While economic development as a justification for eminent domain has been severely criticized, there does not seem to be a similar criticism associated with stripping property rights from patent owners in order to allow technology adopting infringers to distribute what they did not themselves innovate without paying the property owner for the privilege. Senator Ted Cruz (R-TX) promised in an earlier Republican debate to defend constitutional principles wherever they were under assault, but as yet he has been relatively noncommittal on patent matters despite patents being specifically authorized within the Constitution itself. Cruz, a member of the Senate Judiciary Committee, in 2015 did vote against S.1137, The PATENT Act, in Committee. Cruz voted against this patent reform bill but with the caveat that he may later support it if certain changes were made.
When the Supreme Court decided City of New London v. Kelo, African-American Democrats from urban areas locked arms on the steps of the US Capitol with white Republicans from rural communities in strenuous protest against this Court decision. Congress tried to reduce the impact of this Court decision by floating legislation restricting how the federal government could use eminent domain and how states could use federal funds for same. President George W. Bush in 2006 issued an executive order along the same lines – restricting the use of eminent domain for real public benefit and not private gain.

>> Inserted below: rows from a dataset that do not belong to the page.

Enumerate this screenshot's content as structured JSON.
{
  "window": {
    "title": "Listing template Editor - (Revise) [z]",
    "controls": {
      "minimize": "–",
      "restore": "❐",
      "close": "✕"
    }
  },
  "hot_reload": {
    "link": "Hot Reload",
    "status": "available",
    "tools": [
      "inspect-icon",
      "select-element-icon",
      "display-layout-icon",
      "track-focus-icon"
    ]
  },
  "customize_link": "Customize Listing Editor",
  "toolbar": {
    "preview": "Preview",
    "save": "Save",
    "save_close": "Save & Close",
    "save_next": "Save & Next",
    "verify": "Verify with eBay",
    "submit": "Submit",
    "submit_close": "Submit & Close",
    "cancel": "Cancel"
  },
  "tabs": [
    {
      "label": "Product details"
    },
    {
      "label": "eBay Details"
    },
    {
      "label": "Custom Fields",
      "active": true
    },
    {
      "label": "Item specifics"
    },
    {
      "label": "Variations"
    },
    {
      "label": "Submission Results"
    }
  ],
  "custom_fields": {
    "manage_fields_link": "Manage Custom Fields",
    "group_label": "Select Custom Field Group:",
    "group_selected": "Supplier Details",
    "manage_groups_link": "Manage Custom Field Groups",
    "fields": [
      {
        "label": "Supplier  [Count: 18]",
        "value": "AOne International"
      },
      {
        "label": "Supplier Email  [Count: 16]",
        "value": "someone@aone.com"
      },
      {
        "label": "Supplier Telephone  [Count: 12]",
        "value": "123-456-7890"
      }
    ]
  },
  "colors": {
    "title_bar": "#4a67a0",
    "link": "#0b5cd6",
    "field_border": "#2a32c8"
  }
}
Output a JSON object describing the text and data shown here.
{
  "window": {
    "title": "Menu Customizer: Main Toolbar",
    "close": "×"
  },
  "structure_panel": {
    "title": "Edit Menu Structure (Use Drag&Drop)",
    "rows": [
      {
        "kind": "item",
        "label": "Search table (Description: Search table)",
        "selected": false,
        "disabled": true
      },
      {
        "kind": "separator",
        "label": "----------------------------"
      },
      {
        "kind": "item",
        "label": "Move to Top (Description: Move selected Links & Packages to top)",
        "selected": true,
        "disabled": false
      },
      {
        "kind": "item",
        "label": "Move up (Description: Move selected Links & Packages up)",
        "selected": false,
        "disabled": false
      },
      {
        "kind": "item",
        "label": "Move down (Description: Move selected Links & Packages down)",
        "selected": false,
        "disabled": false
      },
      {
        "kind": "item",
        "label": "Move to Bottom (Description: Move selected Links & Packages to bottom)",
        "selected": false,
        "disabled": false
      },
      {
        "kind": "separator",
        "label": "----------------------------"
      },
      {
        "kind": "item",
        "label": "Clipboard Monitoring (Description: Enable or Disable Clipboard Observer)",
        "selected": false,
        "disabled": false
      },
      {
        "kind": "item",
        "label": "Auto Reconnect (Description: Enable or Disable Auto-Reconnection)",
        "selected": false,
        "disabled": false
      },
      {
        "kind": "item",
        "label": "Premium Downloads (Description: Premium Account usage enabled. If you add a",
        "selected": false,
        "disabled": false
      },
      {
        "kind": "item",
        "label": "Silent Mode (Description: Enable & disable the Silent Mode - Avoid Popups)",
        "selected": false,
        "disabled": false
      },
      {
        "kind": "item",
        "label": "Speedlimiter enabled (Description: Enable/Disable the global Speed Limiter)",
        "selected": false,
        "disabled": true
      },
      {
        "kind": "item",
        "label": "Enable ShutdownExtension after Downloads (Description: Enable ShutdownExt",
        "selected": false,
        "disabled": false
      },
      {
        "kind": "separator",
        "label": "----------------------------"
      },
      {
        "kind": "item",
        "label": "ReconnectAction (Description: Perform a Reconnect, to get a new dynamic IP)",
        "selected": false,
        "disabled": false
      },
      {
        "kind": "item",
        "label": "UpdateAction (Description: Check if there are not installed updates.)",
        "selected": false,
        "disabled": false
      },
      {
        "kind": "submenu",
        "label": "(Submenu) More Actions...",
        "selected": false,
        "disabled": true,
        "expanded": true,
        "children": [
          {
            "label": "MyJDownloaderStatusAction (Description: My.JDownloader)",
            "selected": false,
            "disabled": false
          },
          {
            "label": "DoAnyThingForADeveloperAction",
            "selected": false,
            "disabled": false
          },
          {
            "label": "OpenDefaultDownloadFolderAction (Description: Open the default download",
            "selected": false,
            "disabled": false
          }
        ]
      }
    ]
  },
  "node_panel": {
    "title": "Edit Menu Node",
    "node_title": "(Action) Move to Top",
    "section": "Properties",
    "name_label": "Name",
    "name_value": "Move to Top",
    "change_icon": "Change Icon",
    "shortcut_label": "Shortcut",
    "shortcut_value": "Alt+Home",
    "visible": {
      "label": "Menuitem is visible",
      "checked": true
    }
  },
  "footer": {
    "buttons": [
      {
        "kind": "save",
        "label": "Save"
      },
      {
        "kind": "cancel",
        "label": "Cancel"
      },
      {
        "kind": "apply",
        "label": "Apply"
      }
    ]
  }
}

So far little serious effort has been made in Congress to turn the tide, which has overwhelming been against patent owners over the last decade. Senator Chris Coons (D-DE) and Senator Dick Durbin (D-IL) have submitted alternative, bi-partisan legislation (supported by Republican Senators Vitter and Cotton) that charts a very different course, but the power base on both sides of the aisle are lined up behind further reforms that would continue to weaken patent rights and the patent system.
Trump’s uncle, John G. Trump, was an inventor and patent owner recognized by President Truman for his creative work on radar and later regarded for his work while at MIT on cancer lasers. Trump has made much money from his own self-made brand (think Kardashian) as well as enforcing trademarks on aromatic products bearing names like Park Avenue. This may lead the intellectual property community to believe that a President Trump would be good for rights owners. But Trump’s view of the use of eminent domain to strip real property rights from property owners should be a red flag for intellectual property owners, particularly patent owners. If he holds this view relative to real property what will his views be with respect to patents? Can the U.S. patent system withstand a President that views it as desirable to take property rights away in the name of private sector commercial gain?